And before Subhadraji resigned Jawaharlal Nehru too resigned from the Congress Parliamentary Party on August 21, 1951 stating that the Congress had lost its idealism. I am sure he felt betrayed by many but he chose to stay on and fight for his ideals and principles.
Those who have chosen to make personal attacks on Congress leaders at a time when they feel it is safe to do so; because it would help them in their careers with the new government or push sales of their books, reflect the times when mediocrity rules and intellectual independence and integrity is punished.
What is so urgently needed is a real debate on the meaning of secularism and democracy. It is not a question that only we in India are facing; it is a question around which there are inter-national debates and we need to understand these and make our interventions. So many of our young people voted for the BJP only because they wanted an alternative to the Congress party. The vote was not a rejection of the values and principles for which the Congress should have stood. And Sonia Gandhi did try to defend those principles in every speech she gave. But she was alone and she looked alone. She has had to bear a unbearably heavy cross for the sins of the Congressmen and women who have not had the guts to speak up for those principles or stand up to her if they thought she had erred in her judgements.
Natwar sounded like a feudal patriarch who was hurt by a daughter-in-law’s defiance. He says never would an Indian woman have dared speak to him like that. It made me feel that Sonia Gandhi is living in the midst of a suffocating patriarchal feudal family from which there is no escape.
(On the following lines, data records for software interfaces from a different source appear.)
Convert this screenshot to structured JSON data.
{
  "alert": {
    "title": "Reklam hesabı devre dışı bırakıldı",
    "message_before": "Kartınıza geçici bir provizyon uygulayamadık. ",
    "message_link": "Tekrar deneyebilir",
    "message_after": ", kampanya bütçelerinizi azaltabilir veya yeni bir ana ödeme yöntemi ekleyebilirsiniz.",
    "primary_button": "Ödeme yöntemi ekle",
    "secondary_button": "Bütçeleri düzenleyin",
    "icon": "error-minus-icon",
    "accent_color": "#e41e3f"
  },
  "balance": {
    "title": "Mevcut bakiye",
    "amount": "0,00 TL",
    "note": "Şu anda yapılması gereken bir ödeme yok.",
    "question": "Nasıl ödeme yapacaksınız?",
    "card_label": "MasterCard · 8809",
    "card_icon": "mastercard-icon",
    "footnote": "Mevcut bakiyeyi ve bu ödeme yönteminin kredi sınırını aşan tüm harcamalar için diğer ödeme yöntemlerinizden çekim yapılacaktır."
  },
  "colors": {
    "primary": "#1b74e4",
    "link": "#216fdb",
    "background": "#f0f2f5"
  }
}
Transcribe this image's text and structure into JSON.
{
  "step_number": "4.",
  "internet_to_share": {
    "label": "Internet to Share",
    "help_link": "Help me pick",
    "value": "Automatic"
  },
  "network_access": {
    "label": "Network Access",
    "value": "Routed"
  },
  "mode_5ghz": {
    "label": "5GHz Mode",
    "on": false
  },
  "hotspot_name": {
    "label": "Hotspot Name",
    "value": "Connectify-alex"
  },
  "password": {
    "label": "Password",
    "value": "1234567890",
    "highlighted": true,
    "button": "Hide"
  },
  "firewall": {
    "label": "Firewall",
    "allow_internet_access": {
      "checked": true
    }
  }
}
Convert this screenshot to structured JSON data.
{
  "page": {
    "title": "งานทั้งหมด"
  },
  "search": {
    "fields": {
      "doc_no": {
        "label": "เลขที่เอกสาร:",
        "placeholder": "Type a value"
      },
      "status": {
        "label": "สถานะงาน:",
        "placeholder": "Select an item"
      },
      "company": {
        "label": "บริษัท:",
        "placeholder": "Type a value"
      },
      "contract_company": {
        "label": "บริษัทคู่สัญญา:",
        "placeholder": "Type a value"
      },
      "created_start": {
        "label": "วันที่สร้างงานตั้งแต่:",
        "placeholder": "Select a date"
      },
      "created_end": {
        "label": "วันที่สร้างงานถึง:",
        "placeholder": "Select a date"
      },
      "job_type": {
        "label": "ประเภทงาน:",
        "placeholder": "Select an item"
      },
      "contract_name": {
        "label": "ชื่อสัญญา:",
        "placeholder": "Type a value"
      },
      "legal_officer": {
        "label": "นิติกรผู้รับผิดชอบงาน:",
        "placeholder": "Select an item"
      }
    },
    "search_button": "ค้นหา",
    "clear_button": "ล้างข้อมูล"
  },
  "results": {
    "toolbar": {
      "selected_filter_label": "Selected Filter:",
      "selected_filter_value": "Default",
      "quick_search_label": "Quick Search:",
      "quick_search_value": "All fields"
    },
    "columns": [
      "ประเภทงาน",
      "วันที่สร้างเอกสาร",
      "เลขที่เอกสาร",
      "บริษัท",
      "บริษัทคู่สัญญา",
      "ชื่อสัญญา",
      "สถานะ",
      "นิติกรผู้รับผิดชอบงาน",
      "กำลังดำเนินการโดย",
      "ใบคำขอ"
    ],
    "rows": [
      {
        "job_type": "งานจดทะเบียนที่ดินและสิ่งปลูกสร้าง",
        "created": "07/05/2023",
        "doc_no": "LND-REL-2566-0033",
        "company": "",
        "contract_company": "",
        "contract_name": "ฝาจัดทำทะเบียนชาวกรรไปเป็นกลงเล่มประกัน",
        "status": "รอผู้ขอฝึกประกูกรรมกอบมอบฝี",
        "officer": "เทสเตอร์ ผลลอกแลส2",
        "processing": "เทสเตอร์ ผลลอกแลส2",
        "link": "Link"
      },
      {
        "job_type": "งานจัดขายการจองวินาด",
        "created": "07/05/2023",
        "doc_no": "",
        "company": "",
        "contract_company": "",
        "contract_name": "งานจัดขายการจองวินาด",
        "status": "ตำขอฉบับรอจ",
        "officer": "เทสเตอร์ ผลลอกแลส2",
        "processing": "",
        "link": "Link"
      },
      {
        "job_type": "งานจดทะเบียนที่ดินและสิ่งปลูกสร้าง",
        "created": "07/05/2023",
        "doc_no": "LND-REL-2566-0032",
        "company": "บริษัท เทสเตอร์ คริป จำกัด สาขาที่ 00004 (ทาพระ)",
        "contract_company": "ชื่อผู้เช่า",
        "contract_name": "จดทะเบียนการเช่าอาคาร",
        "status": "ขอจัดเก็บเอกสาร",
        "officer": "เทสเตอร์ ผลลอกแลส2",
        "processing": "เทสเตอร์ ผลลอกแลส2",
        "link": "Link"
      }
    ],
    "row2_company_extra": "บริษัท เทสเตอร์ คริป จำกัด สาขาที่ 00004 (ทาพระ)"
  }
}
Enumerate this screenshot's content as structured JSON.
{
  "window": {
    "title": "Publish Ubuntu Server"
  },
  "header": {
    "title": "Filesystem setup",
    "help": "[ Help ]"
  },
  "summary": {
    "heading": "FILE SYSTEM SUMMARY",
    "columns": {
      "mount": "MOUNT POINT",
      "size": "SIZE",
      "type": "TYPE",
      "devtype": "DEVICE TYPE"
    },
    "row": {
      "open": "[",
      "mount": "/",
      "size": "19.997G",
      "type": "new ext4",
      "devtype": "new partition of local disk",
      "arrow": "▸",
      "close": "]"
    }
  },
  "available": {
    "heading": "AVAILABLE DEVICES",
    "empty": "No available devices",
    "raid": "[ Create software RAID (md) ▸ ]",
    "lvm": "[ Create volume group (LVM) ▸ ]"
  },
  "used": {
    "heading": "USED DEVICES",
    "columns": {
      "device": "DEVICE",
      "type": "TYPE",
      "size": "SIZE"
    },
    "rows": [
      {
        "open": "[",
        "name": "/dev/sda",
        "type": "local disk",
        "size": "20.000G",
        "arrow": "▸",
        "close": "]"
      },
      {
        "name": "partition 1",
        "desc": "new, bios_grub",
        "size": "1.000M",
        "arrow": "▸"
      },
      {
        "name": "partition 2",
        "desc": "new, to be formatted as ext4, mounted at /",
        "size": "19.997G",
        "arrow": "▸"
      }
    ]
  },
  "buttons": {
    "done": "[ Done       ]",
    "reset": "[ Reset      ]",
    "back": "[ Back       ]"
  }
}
If the Congress wants an alternative, they should fight for one; if they want her to change, they must stand up to her; and if they want to come back to power, they must do some soul-searching.
Sonia Gandhi, on her part, has stood by her principles in the face of opposition from her party. For instance, she intervened to save Nalini from hanging because she is against death penalty. Even when Nalini was responsible for the murder of the person she loved so deeply. In her quiet way there are many examples of how she has upheld her values even in the most difficult times.
In Nehru’s vision India was to be a secular country but also a democratic one. He wanted more and more democracy so that the unity of India could be strengthened; he believed that secularism could survive only if there was more democracy. And more democracy would lead to greater unity.2
This vision has become even more important than when Nehru enunciated it. It is an ideal which may seem almost impossible to dream about at this juncture of our nation’s history and when we see the recent developments in the world. But to me that is why it becomes so much more important for all of us who believe in this vision to unite and debate how we can work towards realising this dream.
Now Natwar Singh is busy giving interviews issuing clarifications and he has claimed that America had opposed his appointment. Then should we not be discussing this matter and asking ourselves whether the growing friend-ship with the Americans will help or hinder our dream of a democratic secular India?
It would be wonderful if the national television channels could find space and time to discuss these important questions instead of allowing an old bitter man to vent his hurt on national television. But if they do not, we must work in such a way that we make the news and the news is that many lakhs of Indians still dream of a democratic secular India and are willing to work towards realisation of that dream.
1. Subhadra Joshi’s resignation letter was published in Secular Democracy, September 1982.
2. Jawahrlal Nehru, Communal Menace in India quoted in Secular Democracy, Independence Number, 1983.
The author is a human rights lawyer and writer.